Krono came into the game back in 2012 and is like EVE Online PLEX and WoW Tokens, a way to buy game time for in-game currency from players who need that in-game currency.
I bought two and, looking at the market, listed them for 5 million plat each. Well, once I got them to the broker I listed them. You have to drag them from your character sheet to the broker, and somewhere in that transition they disappeared. But I opened a ticket and Daybreak fixed that pretty quickly.
Anyway, I listed them and they sold fairly quickly, which probably means I listed them too cheaply, but whatever. I was now in possession of 10 million plat.
And that changes everything… or some things.
I doled out a million plat to a few characters and suddenly prices on the broker didn’t seem so bad. I wasn’t splurging on things… there are a lot of items I could use that run above 250K plat, a price range that would noticeably drain my largess.

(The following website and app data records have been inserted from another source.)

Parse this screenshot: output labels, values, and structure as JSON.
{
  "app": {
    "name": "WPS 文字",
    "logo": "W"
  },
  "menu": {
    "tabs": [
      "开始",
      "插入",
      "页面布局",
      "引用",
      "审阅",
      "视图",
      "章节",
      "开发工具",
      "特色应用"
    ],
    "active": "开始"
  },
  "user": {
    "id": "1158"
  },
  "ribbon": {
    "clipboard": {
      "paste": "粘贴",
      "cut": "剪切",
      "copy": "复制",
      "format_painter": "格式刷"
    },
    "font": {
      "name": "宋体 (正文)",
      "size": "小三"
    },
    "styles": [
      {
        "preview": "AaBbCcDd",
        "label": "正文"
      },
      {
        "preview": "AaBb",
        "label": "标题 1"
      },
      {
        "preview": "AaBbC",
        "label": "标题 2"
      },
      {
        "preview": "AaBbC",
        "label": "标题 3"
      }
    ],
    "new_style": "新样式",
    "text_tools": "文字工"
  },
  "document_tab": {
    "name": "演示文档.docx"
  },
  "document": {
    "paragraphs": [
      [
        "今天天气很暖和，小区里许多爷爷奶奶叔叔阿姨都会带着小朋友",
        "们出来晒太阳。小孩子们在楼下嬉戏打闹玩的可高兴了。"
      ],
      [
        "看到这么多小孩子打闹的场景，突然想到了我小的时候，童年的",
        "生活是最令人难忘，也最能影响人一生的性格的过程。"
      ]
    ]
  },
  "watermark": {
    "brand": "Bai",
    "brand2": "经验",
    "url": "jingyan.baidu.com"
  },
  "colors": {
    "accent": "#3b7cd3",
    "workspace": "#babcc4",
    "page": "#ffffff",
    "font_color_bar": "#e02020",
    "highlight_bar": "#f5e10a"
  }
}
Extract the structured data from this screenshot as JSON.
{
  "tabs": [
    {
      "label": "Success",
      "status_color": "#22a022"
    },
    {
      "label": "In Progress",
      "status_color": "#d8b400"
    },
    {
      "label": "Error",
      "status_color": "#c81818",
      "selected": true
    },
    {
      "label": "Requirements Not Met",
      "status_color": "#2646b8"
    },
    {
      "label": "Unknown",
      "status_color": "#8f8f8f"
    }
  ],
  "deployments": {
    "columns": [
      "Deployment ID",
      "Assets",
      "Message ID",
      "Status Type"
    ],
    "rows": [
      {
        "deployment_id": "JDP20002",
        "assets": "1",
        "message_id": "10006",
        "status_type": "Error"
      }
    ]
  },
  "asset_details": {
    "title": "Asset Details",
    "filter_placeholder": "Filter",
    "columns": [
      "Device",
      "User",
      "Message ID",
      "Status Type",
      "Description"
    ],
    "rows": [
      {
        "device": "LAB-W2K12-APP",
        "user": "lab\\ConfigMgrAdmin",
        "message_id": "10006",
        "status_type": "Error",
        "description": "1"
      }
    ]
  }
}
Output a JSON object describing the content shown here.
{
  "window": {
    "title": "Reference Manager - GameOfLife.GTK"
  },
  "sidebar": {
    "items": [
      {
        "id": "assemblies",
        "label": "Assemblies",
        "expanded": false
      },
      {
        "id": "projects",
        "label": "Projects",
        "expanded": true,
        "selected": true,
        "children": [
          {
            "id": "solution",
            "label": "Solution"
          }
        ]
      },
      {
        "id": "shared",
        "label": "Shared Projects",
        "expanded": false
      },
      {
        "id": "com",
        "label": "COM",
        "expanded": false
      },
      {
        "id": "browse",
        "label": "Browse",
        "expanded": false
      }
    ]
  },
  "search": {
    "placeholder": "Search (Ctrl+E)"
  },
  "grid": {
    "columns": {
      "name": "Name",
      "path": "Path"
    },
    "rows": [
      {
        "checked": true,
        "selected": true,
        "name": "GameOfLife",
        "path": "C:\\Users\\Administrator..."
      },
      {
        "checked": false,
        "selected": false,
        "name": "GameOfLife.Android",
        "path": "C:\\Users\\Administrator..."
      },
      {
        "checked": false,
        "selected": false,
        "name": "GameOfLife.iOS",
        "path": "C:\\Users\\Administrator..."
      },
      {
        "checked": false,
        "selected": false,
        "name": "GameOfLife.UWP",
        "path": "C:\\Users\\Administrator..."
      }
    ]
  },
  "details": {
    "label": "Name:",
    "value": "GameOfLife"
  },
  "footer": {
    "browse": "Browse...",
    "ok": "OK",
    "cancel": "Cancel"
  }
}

But cheaper items on the broker took less thought.
And I started keeping shinies I picked up, adding them to my collections rather than diligently listing them all on the market. The whole thing really reduced my desire to sell and took the edge off the financial aspect of the game.
But I wonder if that is a good thing.
My observation over the years has been that people who get a lot of in-game currency easily, be it via RMT (illicit or officially sanctioned) or from friends or just good luck, tend to tire more quickly of the MMO in question than somebody dedicated to the financial grind.